The next few weeks are going to be incredibly busy for me as I prepare for my big birthday bash this coming weekend. Yes, “I’m a Yankee Doodle Dandy, born on the Fourth of July. I’m a real like nephew of my Uncle Sam….”
Oh dear, sometimes I get carried away, but do check out the above link to hear the old Jimmy Durante version of the great song. Hearing his rendition always stirs my patriotic genes. Then if you really want to see something neat, check out this dance by Bob Hope and James Cagney.
My kids always come out to Grandma’s Ranch to help me celebrate, so there are lots of things to do to get ready. Then on July 6th my two-week summer drama camp at the Winnsboro Center for the Arts begins. Here is the poster for this year’s show. We are going to have fun writing and producing this musical.
Because of all that is going on, I will necessarily be on my regular schedule, but then I like to mix it up sometimes when I am not so busy. Maybe I should just throw the schedule out and surprise everyone. (smile)
Today’s Strong Woman is Pearl Witherington, one of the little known female heroes from World War II. As a 29-year-old renowned British Special Operations Executive agent, she was the best shot the service had ever seen, and in 1943 she parachuted into occupied France. There she led a network of French Maquis resistance fighters as they fought the Nazis and even presided over the surrender of 18,000 German troops at the end of the war.
Her command of the resistance network, which grew to include over 3,500 French Resistance fighters at its peak, was so effective that the Nazis put a one million franc bounty on her head.
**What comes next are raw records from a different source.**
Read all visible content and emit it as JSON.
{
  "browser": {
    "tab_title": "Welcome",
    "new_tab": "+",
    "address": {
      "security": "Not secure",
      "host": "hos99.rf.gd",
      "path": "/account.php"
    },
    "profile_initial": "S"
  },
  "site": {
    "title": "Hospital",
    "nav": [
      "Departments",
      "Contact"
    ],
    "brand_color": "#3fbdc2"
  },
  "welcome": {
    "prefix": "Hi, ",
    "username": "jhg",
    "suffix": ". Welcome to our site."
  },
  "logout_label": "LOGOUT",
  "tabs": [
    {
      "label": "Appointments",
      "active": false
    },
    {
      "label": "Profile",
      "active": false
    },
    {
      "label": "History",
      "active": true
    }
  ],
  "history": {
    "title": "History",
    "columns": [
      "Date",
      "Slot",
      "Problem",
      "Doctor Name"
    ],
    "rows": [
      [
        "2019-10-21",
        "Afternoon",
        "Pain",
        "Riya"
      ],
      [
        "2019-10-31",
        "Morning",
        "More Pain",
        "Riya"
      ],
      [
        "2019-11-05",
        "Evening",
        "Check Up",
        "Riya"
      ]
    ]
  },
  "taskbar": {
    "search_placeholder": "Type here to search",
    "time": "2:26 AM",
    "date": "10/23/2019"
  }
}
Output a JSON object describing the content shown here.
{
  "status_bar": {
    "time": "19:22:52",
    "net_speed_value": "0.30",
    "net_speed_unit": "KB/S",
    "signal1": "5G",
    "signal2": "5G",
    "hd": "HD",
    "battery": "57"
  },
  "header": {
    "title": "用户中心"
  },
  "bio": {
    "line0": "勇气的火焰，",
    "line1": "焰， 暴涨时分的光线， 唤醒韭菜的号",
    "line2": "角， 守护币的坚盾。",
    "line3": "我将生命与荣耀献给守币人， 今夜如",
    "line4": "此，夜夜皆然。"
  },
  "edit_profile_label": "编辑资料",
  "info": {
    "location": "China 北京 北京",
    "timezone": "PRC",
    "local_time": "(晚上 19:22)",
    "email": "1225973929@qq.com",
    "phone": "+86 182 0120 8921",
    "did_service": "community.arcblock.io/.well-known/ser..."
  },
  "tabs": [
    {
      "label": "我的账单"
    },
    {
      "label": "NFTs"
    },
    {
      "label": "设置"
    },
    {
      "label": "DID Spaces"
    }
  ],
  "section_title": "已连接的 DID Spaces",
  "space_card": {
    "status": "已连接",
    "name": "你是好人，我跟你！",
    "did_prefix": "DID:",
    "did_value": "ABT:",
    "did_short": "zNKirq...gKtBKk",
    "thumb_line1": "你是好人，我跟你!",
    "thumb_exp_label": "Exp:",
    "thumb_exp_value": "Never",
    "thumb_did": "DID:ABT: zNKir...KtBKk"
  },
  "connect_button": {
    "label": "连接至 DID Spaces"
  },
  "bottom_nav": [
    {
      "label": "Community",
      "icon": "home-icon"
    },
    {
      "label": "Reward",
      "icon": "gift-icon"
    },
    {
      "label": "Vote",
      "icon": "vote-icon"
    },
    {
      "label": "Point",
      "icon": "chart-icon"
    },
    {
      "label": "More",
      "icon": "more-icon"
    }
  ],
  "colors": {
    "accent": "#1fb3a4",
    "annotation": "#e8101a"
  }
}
At one point, in an effort to break the network, the Germans ordered thousands of troops with artillery to attack Witherington’s force. She reported that the battle raged for 14 hours and the Germans lost 86 men while the Maquis lost 24 “including civilians who were shot and the injured who were finished off.” After the battle, she quickly regrouped and her network launched large scale guerrilla attacks which wreaked havoc on the German columns marching to the front. Among other successes, her force disrupted a key railroad line between the south of France and Normandy over 800 times, all the while suffering only a few casualties.
After the war, Witherington was recommended for Britain’s Military Cross, but was deemed ineligible because she was a woman. Instead, she was offered the civil division of the award of Member of the Most Excellent Order of the British Empire (MBE), which she declined, stating “there was nothing remotely ‘civil’ about what I did. I didn’t sit behind a desk all day.” She later received a military MBE as well as France’s Legion d’honneur. But what she considered her greatest honor came decades later in 2006: her parachute wings.
Witherington died in 2008 at the age of 93, still living in France. For Witherington fighting the Nazis to protect her adopted homeland had never been in question: “I just thought, This is impossible. Imagine that someone comes into your home – someone you don’t like – he settles down, gives orders: ‘Here we are, we’re at home now; you must obey.’ To me that was unbearable.”
This story and pictures came from A Mighty Girl – wonderful site that also celebrates strong women and strong girls. For an excellent memoir by Witherington about her experiences during WWII, they recommend “Code Name Pauline: Memoirs of a World War II Special Agent,” for teen and adult readers alike at http://www.amightygirl.com/code-name-pauline
That’s all for me today. Hope your week starts off on a good note. Have big plans for the Fourth? Do share in the comments. And don’t forget about the audio book giveaway I have going. Snag a code HERE to get a free audio copy of Open Season.